■ What is needed: All the entries below should be reproduced exactly.

■ Stored data:
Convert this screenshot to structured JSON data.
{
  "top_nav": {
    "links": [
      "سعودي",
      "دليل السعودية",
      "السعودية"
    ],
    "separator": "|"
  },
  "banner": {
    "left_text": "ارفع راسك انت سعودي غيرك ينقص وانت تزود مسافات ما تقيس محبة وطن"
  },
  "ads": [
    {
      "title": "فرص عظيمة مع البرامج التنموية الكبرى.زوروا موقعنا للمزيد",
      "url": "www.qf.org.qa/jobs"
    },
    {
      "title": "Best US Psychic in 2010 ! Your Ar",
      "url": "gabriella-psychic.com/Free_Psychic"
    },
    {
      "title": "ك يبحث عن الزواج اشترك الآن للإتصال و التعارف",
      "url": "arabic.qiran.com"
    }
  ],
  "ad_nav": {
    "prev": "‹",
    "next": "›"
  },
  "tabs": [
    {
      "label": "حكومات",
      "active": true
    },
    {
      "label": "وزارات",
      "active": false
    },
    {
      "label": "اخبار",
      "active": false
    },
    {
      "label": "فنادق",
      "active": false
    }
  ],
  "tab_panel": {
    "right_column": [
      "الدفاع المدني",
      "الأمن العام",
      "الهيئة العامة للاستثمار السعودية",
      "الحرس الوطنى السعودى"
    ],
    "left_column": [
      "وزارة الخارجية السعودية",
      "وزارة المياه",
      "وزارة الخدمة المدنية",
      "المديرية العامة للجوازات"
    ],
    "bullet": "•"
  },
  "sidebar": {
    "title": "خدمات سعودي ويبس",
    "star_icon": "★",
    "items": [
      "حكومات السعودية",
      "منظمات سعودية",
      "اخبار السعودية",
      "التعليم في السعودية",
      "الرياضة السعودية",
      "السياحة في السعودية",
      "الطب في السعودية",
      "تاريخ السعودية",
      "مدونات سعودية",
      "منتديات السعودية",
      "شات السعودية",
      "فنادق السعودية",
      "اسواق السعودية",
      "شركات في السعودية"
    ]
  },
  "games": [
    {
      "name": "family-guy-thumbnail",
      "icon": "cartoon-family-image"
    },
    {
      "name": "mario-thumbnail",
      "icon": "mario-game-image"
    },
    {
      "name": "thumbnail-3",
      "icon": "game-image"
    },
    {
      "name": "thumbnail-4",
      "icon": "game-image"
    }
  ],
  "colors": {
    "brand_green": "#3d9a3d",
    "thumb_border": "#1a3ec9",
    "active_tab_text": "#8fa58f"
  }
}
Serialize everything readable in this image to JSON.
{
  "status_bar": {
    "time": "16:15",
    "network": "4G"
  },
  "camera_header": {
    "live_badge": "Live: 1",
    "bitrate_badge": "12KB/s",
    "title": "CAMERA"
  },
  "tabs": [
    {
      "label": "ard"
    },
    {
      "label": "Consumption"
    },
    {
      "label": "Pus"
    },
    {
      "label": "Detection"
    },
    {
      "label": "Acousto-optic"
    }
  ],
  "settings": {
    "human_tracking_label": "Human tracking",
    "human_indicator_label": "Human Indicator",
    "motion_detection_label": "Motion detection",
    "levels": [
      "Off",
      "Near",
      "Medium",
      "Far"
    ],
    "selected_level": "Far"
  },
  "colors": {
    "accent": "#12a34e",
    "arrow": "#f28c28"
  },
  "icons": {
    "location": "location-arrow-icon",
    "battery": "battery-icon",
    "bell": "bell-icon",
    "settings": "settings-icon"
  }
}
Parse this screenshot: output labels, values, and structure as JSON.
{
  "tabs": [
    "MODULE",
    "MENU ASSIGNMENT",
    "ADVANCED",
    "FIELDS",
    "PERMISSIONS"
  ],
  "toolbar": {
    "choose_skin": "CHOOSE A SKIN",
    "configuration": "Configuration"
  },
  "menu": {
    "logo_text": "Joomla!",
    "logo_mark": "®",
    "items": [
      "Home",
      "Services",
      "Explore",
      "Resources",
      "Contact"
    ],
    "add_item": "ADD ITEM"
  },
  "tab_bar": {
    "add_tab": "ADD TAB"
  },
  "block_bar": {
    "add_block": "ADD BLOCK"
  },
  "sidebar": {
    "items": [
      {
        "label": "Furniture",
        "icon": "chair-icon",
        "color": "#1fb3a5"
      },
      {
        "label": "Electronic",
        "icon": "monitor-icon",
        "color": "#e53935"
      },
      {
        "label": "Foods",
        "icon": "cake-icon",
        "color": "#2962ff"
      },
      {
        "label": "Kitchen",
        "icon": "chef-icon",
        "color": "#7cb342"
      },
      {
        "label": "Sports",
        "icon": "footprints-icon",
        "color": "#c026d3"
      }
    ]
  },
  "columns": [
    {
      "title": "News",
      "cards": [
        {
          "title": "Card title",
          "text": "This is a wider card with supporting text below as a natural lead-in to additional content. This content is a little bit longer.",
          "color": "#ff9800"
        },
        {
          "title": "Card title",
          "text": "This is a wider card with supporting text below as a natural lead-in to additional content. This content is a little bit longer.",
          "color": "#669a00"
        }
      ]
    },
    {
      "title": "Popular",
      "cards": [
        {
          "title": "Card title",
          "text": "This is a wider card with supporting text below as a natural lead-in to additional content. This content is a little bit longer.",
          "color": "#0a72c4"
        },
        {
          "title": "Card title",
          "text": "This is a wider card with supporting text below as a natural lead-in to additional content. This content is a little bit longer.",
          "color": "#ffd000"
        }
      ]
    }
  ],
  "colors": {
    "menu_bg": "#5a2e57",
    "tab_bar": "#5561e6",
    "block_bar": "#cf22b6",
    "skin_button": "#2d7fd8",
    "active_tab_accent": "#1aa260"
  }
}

■ Reply:
Convert this screenshot to structured JSON data.
{
  "top_nav": {
    "links": [
      "سعودي",
      "دليل السعودية",
      "السعودية"
    ],
    "separator": "|"
  },
  "banner": {
    "left_text": "ارفع راسك انت سعودي غيرك ينقص وانت تزود مسافات ما تقيس محبة وطن"
  },
  "ads": [
    {
      "title": "فرص عظيمة مع البرامج التنموية الكبرى.زوروا موقعنا للمزيد",
      "url": "www.qf.org.qa/jobs"
    },
    {
      "title": "Best US Psychic in 2010 ! Your Ar",
      "url": "gabriella-psychic.com/Free_Psychic"
    },
    {
      "title": "ك يبحث عن الزواج اشترك الآن للإتصال و التعارف",
      "url": "arabic.qiran.com"
    }
  ],
  "ad_nav": {
    "prev": "‹",
    "next": "›"
  },
  "tabs": [
    {
      "label": "حكومات",
      "active": true
    },
    {
      "label": "وزارات",
      "active": false
    },
    {
      "label": "اخبار",
      "active": false
    },
    {
      "label": "فنادق",
      "active": false
    }
  ],
  "tab_panel": {
    "right_column": [
      "الدفاع المدني",
      "الأمن العام",
      "الهيئة العامة للاستثمار السعودية",
      "الحرس الوطنى السعودى"
    ],
    "left_column": [
      "وزارة الخارجية السعودية",
      "وزارة المياه",
      "وزارة الخدمة المدنية",
      "المديرية العامة للجوازات"
    ],
    "bullet": "•"
  },
  "sidebar": {
    "title": "خدمات سعودي ويبس",
    "star_icon": "★",
    "items": [
      "حكومات السعودية",
      "منظمات سعودية",
      "اخبار السعودية",
      "التعليم في السعودية",
      "الرياضة السعودية",
      "السياحة في السعودية",
      "الطب في السعودية",
      "تاريخ السعودية",
      "مدونات سعودية",
      "منتديات السعودية",
      "شات السعودية",
      "فنادق السعودية",
      "اسواق السعودية",
      "شركات في السعودية"
    ]
  },
  "games": [
    {
      "name": "family-guy-thumbnail",
      "icon": "cartoon-family-image"
    },
    {
      "name": "mario-thumbnail",
      "icon": "mario-game-image"
    },
    {
      "name": "thumbnail-3",
      "icon": "game-image"
    },
    {
      "name": "thumbnail-4",
      "icon": "game-image"
    }
  ],
  "colors": {
    "brand_green": "#3d9a3d",
    "thumb_border": "#1a3ec9",
    "active_tab_text": "#8fa58f"
  }
}
Serialize everything readable in this image to JSON.
{
  "status_bar": {
    "time": "16:15",
    "network": "4G"
  },
  "camera_header": {
    "live_badge": "Live: 1",
    "bitrate_badge": "12KB/s",
    "title": "CAMERA"
  },
  "tabs": [
    {
      "label": "ard"
    },
    {
      "label": "Consumption"
    },
    {
      "label": "Pus"
    },
    {
      "label": "Detection"
    },
    {
      "label": "Acousto-optic"
    }
  ],
  "settings": {
    "human_tracking_label": "Human tracking",
    "human_indicator_label": "Human Indicator",
    "motion_detection_label": "Motion detection",
    "levels": [
      "Off",
      "Near",
      "Medium",
      "Far"
    ],
    "selected_level": "Far"
  },
  "colors": {
    "accent": "#12a34e",
    "arrow": "#f28c28"
  },
  "icons": {
    "location": "location-arrow-icon",
    "battery": "battery-icon",
    "bell": "bell-icon",
    "settings": "settings-icon"
  }
}
Parse this screenshot: output labels, values, and structure as JSON.
{
  "tabs": [
    "MODULE",
    "MENU ASSIGNMENT",
    "ADVANCED",
    "FIELDS",
    "PERMISSIONS"
  ],
  "toolbar": {
    "choose_skin": "CHOOSE A SKIN",
    "configuration": "Configuration"
  },
  "menu": {
    "logo_text": "Joomla!",
    "logo_mark": "®",
    "items": [
      "Home",
      "Services",
      "Explore",
      "Resources",
      "Contact"
    ],
    "add_item": "ADD ITEM"
  },
  "tab_bar": {
    "add_tab": "ADD TAB"
  },
  "block_bar": {
    "add_block": "ADD BLOCK"
  },
  "sidebar": {
    "items": [
      {
        "label": "Furniture",
        "icon": "chair-icon",
        "color": "#1fb3a5"
      },
      {
        "label": "Electronic",
        "icon": "monitor-icon",
        "color": "#e53935"
      },
      {
        "label": "Foods",
        "icon": "cake-icon",
        "color": "#2962ff"
      },
      {
        "label": "Kitchen",
        "icon": "chef-icon",
        "color": "#7cb342"
      },
      {
        "label": "Sports",
        "icon": "footprints-icon",
        "color": "#c026d3"
      }
    ]
  },
  "columns": [
    {
      "title": "News",
      "cards": [
        {
          "title": "Card title",
          "text": "This is a wider card with supporting text below as a natural lead-in to additional content. This content is a little bit longer.",
          "color": "#ff9800"
        },
        {
          "title": "Card title",
          "text": "This is a wider card with supporting text below as a natural lead-in to additional content. This content is a little bit longer.",
          "color": "#669a00"
        }
      ]
    },
    {
      "title": "Popular",
      "cards": [
        {
          "title": "Card title",
          "text": "This is a wider card with supporting text below as a natural lead-in to additional content. This content is a little bit longer.",
          "color": "#0a72c4"
        },
        {
          "title": "Card title",
          "text": "This is a wider card with supporting text below as a natural lead-in to additional content. This content is a little bit longer.",
          "color": "#ffd000"
        }
      ]
    }
  ],
  "colors": {
    "menu_bg": "#5a2e57",
    "tab_bar": "#5561e6",
    "block_bar": "#cf22b6",
    "skin_button": "#2d7fd8",
    "active_tab_accent": "#1aa260"
  }
}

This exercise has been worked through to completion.